**TASK DETAILS**
Produce an exact copy of all records below.

**DATA RECORDS**
════
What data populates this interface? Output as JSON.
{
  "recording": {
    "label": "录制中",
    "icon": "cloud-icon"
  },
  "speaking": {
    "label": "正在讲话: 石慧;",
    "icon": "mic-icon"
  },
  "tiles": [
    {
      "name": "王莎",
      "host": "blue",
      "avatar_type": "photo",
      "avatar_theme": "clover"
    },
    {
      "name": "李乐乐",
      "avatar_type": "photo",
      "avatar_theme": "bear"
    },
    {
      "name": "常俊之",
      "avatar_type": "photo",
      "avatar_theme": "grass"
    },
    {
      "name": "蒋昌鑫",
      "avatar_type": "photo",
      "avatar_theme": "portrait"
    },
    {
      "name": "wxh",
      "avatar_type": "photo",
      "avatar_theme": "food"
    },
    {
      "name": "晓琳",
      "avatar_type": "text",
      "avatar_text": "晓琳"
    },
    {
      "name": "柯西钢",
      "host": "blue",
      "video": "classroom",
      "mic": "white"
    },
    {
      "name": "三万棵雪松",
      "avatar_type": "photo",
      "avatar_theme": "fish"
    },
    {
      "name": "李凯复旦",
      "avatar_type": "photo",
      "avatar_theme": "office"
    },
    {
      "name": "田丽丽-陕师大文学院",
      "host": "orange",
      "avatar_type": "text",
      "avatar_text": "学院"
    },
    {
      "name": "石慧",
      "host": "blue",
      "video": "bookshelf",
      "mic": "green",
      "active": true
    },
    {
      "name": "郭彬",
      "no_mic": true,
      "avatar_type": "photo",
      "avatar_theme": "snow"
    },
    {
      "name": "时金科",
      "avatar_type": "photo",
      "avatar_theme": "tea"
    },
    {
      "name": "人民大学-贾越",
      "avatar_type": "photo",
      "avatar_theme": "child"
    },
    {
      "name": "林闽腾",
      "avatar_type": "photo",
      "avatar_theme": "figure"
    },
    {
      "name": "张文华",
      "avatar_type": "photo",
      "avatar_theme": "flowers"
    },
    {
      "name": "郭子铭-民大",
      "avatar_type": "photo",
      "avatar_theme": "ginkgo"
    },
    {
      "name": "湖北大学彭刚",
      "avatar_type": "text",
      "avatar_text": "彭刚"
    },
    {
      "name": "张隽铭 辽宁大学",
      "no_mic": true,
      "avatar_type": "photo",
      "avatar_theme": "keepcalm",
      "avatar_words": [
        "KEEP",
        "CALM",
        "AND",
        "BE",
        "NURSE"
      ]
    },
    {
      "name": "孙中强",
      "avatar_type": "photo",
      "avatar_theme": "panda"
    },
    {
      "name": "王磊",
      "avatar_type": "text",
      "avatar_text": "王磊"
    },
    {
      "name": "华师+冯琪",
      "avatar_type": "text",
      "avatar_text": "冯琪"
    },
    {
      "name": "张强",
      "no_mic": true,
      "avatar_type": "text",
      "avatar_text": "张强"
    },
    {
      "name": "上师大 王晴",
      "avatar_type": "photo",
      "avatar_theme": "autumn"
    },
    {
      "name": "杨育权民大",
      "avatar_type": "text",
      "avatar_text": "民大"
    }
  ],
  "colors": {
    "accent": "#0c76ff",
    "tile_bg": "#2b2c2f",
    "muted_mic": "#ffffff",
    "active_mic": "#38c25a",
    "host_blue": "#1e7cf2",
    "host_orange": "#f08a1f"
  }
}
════
**ANSWER TO THIS TASK**
What data populates this interface? Output as JSON.
{
  "recording": {
    "label": "录制中",
    "icon": "cloud-icon"
  },
  "speaking": {
    "label": "正在讲话: 石慧;",
    "icon": "mic-icon"
  },
  "tiles": [
    {
      "name": "王莎",
      "host": "blue",
      "avatar_type": "photo",
      "avatar_theme": "clover"
    },
    {
      "name": "李乐乐",
      "avatar_type": "photo",
      "avatar_theme": "bear"
    },
    {
      "name": "常俊之",
      "avatar_type": "photo",
      "avatar_theme": "grass"
    },
    {
      "name": "蒋昌鑫",
      "avatar_type": "photo",
      "avatar_theme": "portrait"
    },
    {
      "name": "wxh",
      "avatar_type": "photo",
      "avatar_theme": "food"
    },
    {
      "name": "晓琳",
      "avatar_type": "text",
      "avatar_text": "晓琳"
    },
    {
      "name": "柯西钢",
      "host": "blue",
      "video": "classroom",
      "mic": "white"
    },
    {
      "name": "三万棵雪松",
      "avatar_type": "photo",
      "avatar_theme": "fish"
    },
    {
      "name": "李凯复旦",
      "avatar_type": "photo",
      "avatar_theme": "office"
    },
    {
      "name": "田丽丽-陕师大文学院",
      "host": "orange",
      "avatar_type": "text",
      "avatar_text": "学院"
    },
    {
      "name": "石慧",
      "host": "blue",
      "video": "bookshelf",
      "mic": "green",
      "active": true
    },
    {
      "name": "郭彬",
      "no_mic": true,
      "avatar_type": "photo",
      "avatar_theme": "snow"
    },
    {
      "name": "时金科",
      "avatar_type": "photo",
      "avatar_theme": "tea"
    },
    {
      "name": "人民大学-贾越",
      "avatar_type": "photo",
      "avatar_theme": "child"
    },
    {
      "name": "林闽腾",
      "avatar_type": "photo",
      "avatar_theme": "figure"
    },
    {
      "name": "张文华",
      "avatar_type": "photo",
      "avatar_theme": "flowers"
    },
    {
      "name": "郭子铭-民大",
      "avatar_type": "photo",
      "avatar_theme": "ginkgo"
    },
    {
      "name": "湖北大学彭刚",
      "avatar_type": "text",
      "avatar_text": "彭刚"
    },
    {
      "name": "张隽铭 辽宁大学",
      "no_mic": true,
      "avatar_type": "photo",
      "avatar_theme": "keepcalm",
      "avatar_words": [
        "KEEP",
        "CALM",
        "AND",
        "BE",
        "NURSE"
      ]
    },
    {
      "name": "孙中强",
      "avatar_type": "photo",
      "avatar_theme": "panda"
    },
    {
      "name": "王磊",
      "avatar_type": "text",
      "avatar_text": "王磊"
    },
    {
      "name": "华师+冯琪",
      "avatar_type": "text",
      "avatar_text": "冯琪"
    },
    {
      "name": "张强",
      "no_mic": true,
      "avatar_type": "text",
      "avatar_text": "张强"
    },
    {
      "name": "上师大 王晴",
      "avatar_type": "photo",
      "avatar_theme": "autumn"
    },
    {
      "name": "杨育权民大",
      "avatar_type": "text",
      "avatar_text": "民大"
    }
  ],
  "colors": {
    "accent": "#0c76ff",
    "tile_bg": "#2b2c2f",
    "muted_mic": "#ffffff",
    "active_mic": "#38c25a",
    "host_blue": "#1e7cf2",
    "host_orange": "#f08a1f"
  }
}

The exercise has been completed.